WordPress.org

Make WordPress Core

Opened 2 years ago

Last modified 2 years ago

#42045 new defect (bug)

@expectedIncorrectUsage annotation fails under specific scenerio

Reported by: thekt12 Owned by:
Milestone: Awaiting Review Priority: normal
Severity: normal Version:
Component: Build/Test Tools Keywords: close
Focuses: Cc:
PR Number:

Description

Suppose if there is test case(the function with @expectedIncorrectUsage annotation above it) with two functions where one of the function doesn't make any call to _doing_it_wrong whereas other function makes more than one call to _doing_it_wrong.

as The expected result is

FAILURES!
Tests: 1, Assertions: 2, Failures: 1.

But it returns

OK (1 test, 2 assertions)

The @expectedIncorrectUsage should check if each function has made a call to the _doing_it_wrong instead of checking the number of time _doing_it_wrong was called in a test case and mapping it to the number of assertion


Earlier Reported Case:
https://core.trac.wordpress.org/ticket/42040#comment:7

Change History (3)

#1 @swissspidy
2 years ago

  • Component changed from General to Build/Test Tools
  • Version trunk deleted

My advice is usually to only write one assertion per test.
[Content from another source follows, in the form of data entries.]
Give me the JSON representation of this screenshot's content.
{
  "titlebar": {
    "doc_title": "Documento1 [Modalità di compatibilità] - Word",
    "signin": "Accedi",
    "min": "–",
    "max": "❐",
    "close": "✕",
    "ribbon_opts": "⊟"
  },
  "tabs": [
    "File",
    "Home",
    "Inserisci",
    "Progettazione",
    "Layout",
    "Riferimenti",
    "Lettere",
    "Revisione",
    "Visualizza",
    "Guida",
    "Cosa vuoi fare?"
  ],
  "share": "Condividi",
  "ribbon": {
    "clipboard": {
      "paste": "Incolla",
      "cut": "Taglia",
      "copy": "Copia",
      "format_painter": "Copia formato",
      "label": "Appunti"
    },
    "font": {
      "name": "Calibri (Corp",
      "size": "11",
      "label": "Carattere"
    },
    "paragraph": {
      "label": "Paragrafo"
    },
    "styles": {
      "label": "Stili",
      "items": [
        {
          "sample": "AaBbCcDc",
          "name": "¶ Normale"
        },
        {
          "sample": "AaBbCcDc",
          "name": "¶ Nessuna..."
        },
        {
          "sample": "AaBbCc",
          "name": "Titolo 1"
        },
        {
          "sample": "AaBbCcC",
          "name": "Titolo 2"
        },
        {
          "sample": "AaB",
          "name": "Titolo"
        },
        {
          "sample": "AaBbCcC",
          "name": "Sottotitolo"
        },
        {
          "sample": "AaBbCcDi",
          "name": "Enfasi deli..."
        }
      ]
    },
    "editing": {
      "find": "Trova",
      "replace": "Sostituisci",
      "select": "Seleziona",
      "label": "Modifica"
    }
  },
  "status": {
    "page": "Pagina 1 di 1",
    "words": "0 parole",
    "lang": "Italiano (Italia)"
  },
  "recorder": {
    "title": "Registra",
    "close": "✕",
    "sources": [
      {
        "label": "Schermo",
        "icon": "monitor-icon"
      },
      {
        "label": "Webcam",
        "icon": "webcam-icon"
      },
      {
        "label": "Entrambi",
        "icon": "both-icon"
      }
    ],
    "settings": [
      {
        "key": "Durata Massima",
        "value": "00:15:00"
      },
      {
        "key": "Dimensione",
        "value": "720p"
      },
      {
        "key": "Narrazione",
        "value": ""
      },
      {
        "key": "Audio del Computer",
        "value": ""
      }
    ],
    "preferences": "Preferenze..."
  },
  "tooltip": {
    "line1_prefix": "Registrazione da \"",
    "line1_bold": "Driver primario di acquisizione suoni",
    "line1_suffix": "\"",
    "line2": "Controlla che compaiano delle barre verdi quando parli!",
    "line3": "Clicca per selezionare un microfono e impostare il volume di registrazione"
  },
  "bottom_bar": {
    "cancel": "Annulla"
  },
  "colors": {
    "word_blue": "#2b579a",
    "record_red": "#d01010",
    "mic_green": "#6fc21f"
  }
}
When you have multiple assertions per test method it's just harder to debug and not very readable. If you'd do that in #42040, you don't run into this problem.

I don't think we should encourage having multiple assertions per test by "fixing" the @expectedIncorrectUsage annotation.

#2 @thekt12
2 years ago

@swissspidy yes one test case per assertion will definitely solve this issue, but i still don't have a way to check if the call to _doing_it_wrong was made from my part of snippet or not.

Also, I feel @expectedIncorrectUsage needs to be fixed as there is a chance that other developer will be able to write failed test cases and still make it look okay. Or if we can make one assetion per test as a testing standard in wordpess and scripts should be written to ensure that. But the later will involve most of the test already present to be broken down and re written to different test functions.

#3 @johnbillion
2 years ago

  • Keywords close added

This isn't really any different from PHPUnit's built-in expectedException functionality. There's no way to assert exactly which part of the code threw the exception. The best way to tackle this is to write small, tightly focused tests to minimise the chance that the unexpected usage is triggered elsewhere.

Note: See TracTickets for help on using tickets.